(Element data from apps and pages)
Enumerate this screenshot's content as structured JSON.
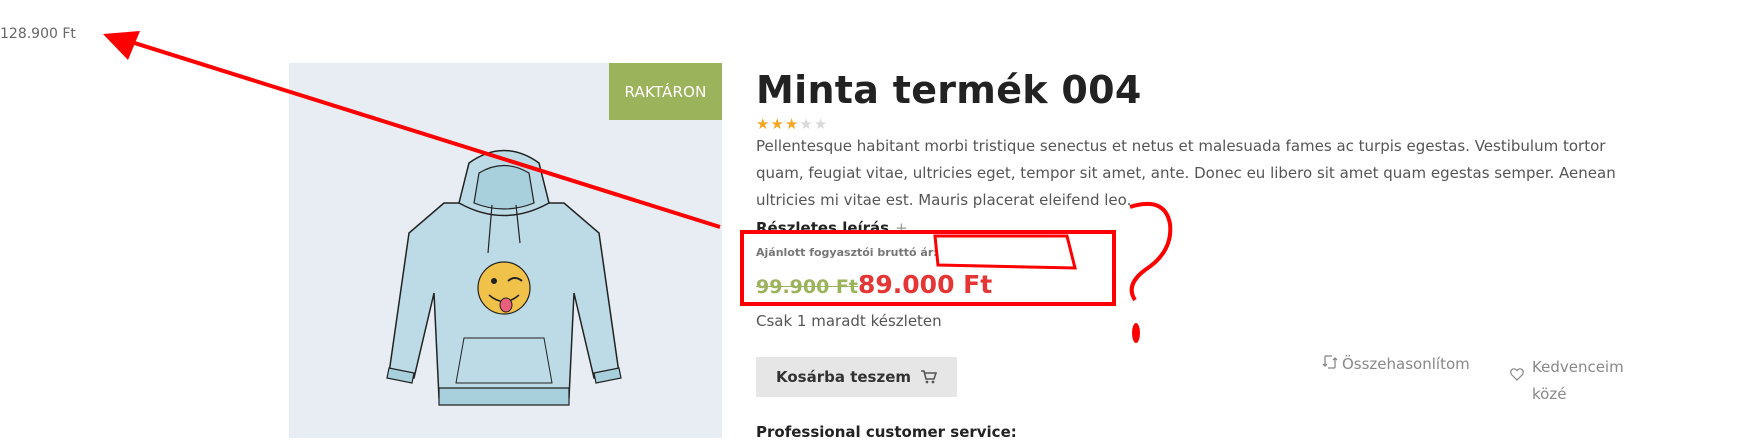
{
  "corner_price": "128.900 Ft",
  "product": {
    "stock_badge": "RAKTÁRON",
    "title": "Minta termék 004",
    "rating": 3,
    "rating_max": 5,
    "description": "Pellentesque habitant morbi tristique senectus et netus et malesuada fames ac turpis egestas. Vestibulum tortor quam, feugiat vitae, ultricies eget, tempor sit amet, ante. Donec eu libero sit amet quam egestas semper. Aenean ultricies mi vitae est. Mauris placerat eleifend leo.",
    "details_label": "Részletes leírás",
    "details_toggle": "+",
    "rrp_label": "Ajánlott fogyasztói bruttó ár:",
    "old_price": "99.900 Ft",
    "new_price": "89.000 Ft",
    "stock_note": "Csak 1 maradt készleten",
    "add_to_cart_label": "Kosárba teszem",
    "compare_label": "Összehasonlítom",
    "favorites_label": "Kedvenceim közé",
    "service_heading": "Professional customer service:"
  },
  "icons": {
    "cart": "cart-icon",
    "compare": "compare-icon",
    "favorites": "heart-icon"
  },
  "colors": {
    "stock_badge_bg": "#9bb35b",
    "old_price": "#9bb35b",
    "new_price": "#e53535",
    "annotation": "#ff0000",
    "image_bg": "#e7edf2"
  }
}
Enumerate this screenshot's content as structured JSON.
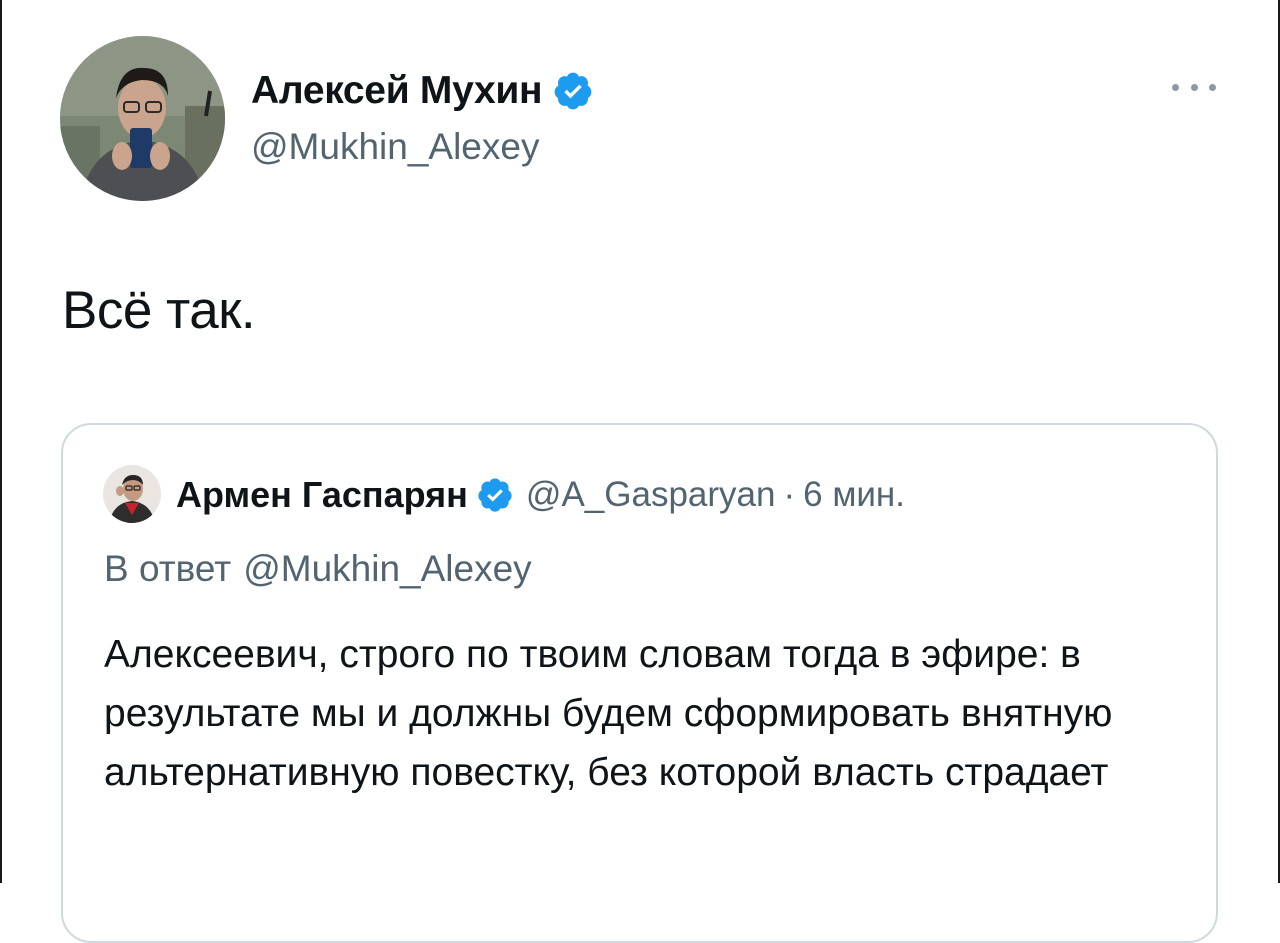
{
  "tweet": {
    "author": {
      "name": "Алексей Мухин",
      "handle": "@Mukhin_Alexey",
      "verified": true,
      "avatar_icon": "avatar-photo"
    },
    "more_icon": "more-horizontal-icon",
    "text": "Всё так."
  },
  "quoted_tweet": {
    "author": {
      "name": "Армен Гаспарян",
      "handle": "@A_Gasparyan",
      "verified": true,
      "avatar_icon": "avatar-photo"
    },
    "separator": "·",
    "time": "6 мин.",
    "reply_prefix": "В ответ",
    "reply_to": "@Mukhin_Alexey",
    "text": "Алексеевич, строго по твоим словам тогда в эфире: в результате мы и должны будем сформировать внятную альтернативную повестку, без которой власть страдает"
  },
  "colors": {
    "text_primary": "#0f1419",
    "text_secondary": "#536471",
    "verified": "#1d9bf0",
    "border": "#cfd9de"
  }
}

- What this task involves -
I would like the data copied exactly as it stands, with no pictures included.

- Completed task -
Enumerate this screenshot's content as structured JSON.
{
  "corner_price": "128.900 Ft",
  "product": {
    "stock_badge": "RAKTÁRON",
    "title": "Minta termék 004",
    "rating": 3,
    "rating_max": 5,
    "description": "Pellentesque habitant morbi tristique senectus et netus et malesuada fames ac turpis egestas. Vestibulum tortor quam, feugiat vitae, ultricies eget, tempor sit amet, ante. Donec eu libero sit amet quam egestas semper. Aenean ultricies mi vitae est. Mauris placerat eleifend leo.",
    "details_label": "Részletes leírás",
    "details_toggle": "+",
    "rrp_label": "Ajánlott fogyasztói bruttó ár:",
    "old_price": "99.900 Ft",
    "new_price": "89.000 Ft",
    "stock_note": "Csak 1 maradt készleten",
    "add_to_cart_label": "Kosárba teszem",
    "compare_label": "Összehasonlítom",
    "favorites_label": "Kedvenceim közé",
    "service_heading": "Professional customer service:"
  },
  "icons": {
    "cart": "cart-icon",
    "compare": "compare-icon",
    "favorites": "heart-icon"
  },
  "colors": {
    "stock_badge_bg": "#9bb35b",
    "old_price": "#9bb35b",
    "new_price": "#e53535",
    "annotation": "#ff0000",
    "image_bg": "#e7edf2"
  }
}
Enumerate this screenshot's content as structured JSON.
{
  "tweet": {
    "author": {
      "name": "Алексей Мухин",
      "handle": "@Mukhin_Alexey",
      "verified": true,
      "avatar_icon": "avatar-photo"
    },
    "more_icon": "more-horizontal-icon",
    "text": "Всё так."
  },
  "quoted_tweet": {
    "author": {
      "name": "Армен Гаспарян",
      "handle": "@A_Gasparyan",
      "verified": true,
      "avatar_icon": "avatar-photo"
    },
    "separator": "·",
    "time": "6 мин.",
    "reply_prefix": "В ответ",
    "reply_to": "@Mukhin_Alexey",
    "text": "Алексеевич, строго по твоим словам тогда в эфире: в результате мы и должны будем сформировать внятную альтернативную повестку, без которой власть страдает"
  },
  "colors": {
    "text_primary": "#0f1419",
    "text_secondary": "#536471",
    "verified": "#1d9bf0",
    "border": "#cfd9de"
  }
}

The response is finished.